The current Eden, North Carolina may look very different from how its founder first pictured it. I set out on a photographic investigation of this area one breezy afternoon in June 2011 to see what I could or couldn’t see. This book is the first effort of many in a series of books about biblically-named cities in the American South, with my own interpretations as well as a collaborative effort of many other artists to come, each with their own book. The text at the beginning of Eden was provided by friend and colleague, Carin Tillman. The first eight copies of the book sold will be accompanied by a silkscreened 5″ x 7″ postcard on kraft paper or red card stock that reads: “Kill the doubt that strangles my self-worth.” This comes from a song by North Carolina band, The Avett Brothers called “Sanguine” from their album The Gleam.

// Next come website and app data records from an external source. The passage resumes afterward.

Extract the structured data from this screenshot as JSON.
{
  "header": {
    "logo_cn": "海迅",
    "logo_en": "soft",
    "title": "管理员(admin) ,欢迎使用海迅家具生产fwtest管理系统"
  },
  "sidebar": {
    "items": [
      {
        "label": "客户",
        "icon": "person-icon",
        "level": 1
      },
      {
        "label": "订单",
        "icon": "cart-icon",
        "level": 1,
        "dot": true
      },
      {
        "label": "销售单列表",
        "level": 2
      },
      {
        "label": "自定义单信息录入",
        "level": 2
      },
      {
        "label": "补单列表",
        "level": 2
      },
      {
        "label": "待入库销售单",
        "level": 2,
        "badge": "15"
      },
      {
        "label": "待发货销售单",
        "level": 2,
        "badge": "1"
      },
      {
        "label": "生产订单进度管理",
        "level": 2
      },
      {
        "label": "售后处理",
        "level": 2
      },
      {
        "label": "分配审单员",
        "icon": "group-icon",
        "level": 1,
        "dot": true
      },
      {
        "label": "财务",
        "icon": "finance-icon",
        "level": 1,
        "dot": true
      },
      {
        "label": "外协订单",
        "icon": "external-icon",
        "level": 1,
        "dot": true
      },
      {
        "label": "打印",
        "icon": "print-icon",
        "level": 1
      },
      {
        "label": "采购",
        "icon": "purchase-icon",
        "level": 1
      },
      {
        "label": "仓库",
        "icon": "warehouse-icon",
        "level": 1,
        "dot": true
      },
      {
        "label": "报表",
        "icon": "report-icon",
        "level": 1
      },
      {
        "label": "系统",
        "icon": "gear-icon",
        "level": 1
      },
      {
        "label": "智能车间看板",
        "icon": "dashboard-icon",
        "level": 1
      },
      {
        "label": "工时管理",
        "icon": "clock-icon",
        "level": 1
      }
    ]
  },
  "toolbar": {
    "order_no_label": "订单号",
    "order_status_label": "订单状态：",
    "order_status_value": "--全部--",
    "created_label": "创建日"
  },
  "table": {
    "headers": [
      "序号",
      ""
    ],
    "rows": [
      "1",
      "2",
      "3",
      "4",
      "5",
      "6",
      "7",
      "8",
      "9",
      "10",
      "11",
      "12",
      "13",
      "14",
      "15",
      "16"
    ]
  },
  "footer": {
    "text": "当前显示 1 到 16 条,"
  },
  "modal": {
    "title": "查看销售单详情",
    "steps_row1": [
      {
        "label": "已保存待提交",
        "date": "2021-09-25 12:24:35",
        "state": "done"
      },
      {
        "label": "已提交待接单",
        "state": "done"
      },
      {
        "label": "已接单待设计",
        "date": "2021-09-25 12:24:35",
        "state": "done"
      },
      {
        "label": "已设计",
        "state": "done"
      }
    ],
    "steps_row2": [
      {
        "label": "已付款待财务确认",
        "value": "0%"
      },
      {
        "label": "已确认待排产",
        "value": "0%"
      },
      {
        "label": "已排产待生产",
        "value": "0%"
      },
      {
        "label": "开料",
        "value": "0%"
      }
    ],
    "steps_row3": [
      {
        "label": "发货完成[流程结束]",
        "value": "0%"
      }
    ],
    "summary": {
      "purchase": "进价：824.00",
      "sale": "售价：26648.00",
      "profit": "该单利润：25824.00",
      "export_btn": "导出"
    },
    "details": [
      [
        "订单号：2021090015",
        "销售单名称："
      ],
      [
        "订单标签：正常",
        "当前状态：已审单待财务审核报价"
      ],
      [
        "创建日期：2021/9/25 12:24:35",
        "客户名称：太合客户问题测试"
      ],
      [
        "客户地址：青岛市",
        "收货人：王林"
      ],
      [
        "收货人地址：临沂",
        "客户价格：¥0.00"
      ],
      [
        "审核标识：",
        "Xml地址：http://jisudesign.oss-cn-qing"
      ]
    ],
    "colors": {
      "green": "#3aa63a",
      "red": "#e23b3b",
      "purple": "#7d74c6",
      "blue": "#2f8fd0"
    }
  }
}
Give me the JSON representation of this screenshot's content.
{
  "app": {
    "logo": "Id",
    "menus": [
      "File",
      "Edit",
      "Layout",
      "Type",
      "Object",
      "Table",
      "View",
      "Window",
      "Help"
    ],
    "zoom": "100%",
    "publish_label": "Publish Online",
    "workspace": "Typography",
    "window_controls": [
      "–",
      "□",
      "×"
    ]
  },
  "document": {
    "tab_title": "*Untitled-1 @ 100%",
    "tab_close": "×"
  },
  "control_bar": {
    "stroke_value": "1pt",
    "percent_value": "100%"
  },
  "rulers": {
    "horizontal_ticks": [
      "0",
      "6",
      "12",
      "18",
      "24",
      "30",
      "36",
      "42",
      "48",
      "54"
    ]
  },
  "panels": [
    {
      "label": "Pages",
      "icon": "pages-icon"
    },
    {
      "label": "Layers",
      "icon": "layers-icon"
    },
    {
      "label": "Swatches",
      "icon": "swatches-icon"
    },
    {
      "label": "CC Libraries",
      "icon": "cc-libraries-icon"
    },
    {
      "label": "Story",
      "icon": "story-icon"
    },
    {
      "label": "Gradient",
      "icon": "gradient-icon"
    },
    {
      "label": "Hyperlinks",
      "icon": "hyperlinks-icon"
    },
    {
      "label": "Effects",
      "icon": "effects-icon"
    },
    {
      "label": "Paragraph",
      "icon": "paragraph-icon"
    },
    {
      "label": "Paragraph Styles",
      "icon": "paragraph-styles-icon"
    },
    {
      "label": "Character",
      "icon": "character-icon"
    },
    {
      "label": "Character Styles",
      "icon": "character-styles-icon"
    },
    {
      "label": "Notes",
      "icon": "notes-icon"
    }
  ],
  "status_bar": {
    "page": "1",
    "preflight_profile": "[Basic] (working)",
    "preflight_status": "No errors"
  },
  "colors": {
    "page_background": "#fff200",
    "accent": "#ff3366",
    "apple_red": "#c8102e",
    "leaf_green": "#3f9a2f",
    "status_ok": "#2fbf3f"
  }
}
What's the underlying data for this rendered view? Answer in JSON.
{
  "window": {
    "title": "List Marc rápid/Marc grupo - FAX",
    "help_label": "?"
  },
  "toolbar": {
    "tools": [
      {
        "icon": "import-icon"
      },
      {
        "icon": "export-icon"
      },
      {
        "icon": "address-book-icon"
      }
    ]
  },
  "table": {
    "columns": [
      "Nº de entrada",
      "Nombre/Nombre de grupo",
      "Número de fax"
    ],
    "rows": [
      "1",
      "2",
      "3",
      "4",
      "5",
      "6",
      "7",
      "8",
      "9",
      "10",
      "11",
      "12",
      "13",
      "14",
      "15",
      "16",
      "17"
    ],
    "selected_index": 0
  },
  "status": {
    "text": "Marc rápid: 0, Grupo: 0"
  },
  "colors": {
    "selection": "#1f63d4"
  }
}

It’s a line I keep coming back to all the time.
Eden is a 7″ x 7″ stapled laserjet printed book with 21 pictures. It’s $5 and is available now to purchase here. Thanks!
Empty Stretch is proud to announce our new zine series, Mediations! The series came to being as we met many wonderful photographers over the past year and have always enjoyed hearing the personal elements and stories behind the works we love. In fact, we loved them so much we thought we ought to share those stories with the world through a small well thought-out zine.
Mediations Two: Have You Ever? by Theo Erbenius – Follow Erbenius throughout his travels, as he relates his imagery to his own personal struggles. A trip of self reflection and running away from the things we fear most.
Mediations Three: My Countryby Ahmed Hayman – Hayman delivers a personal depiction of the 2011 Egyptian Revolution through his understanding of the historical events within the context of what it means to Egyptians, like himself. MABROUK!
Mediations Four: In Arms Reach by John Edmonds – Finally, Edmonds presents us a look into the Parisian lifestyle that one doesn’t typically find. The series goes beyond the normal bounds of diary photography, leaving the viewer demanding for more of the beautiful and relaxed imagery Edmonds presents.
All four zines are sold as a bundle at the low price of $18 which includes shipping and handling within the United States. International orders are available but please email, firstname.lastname@example.org, to set up the order.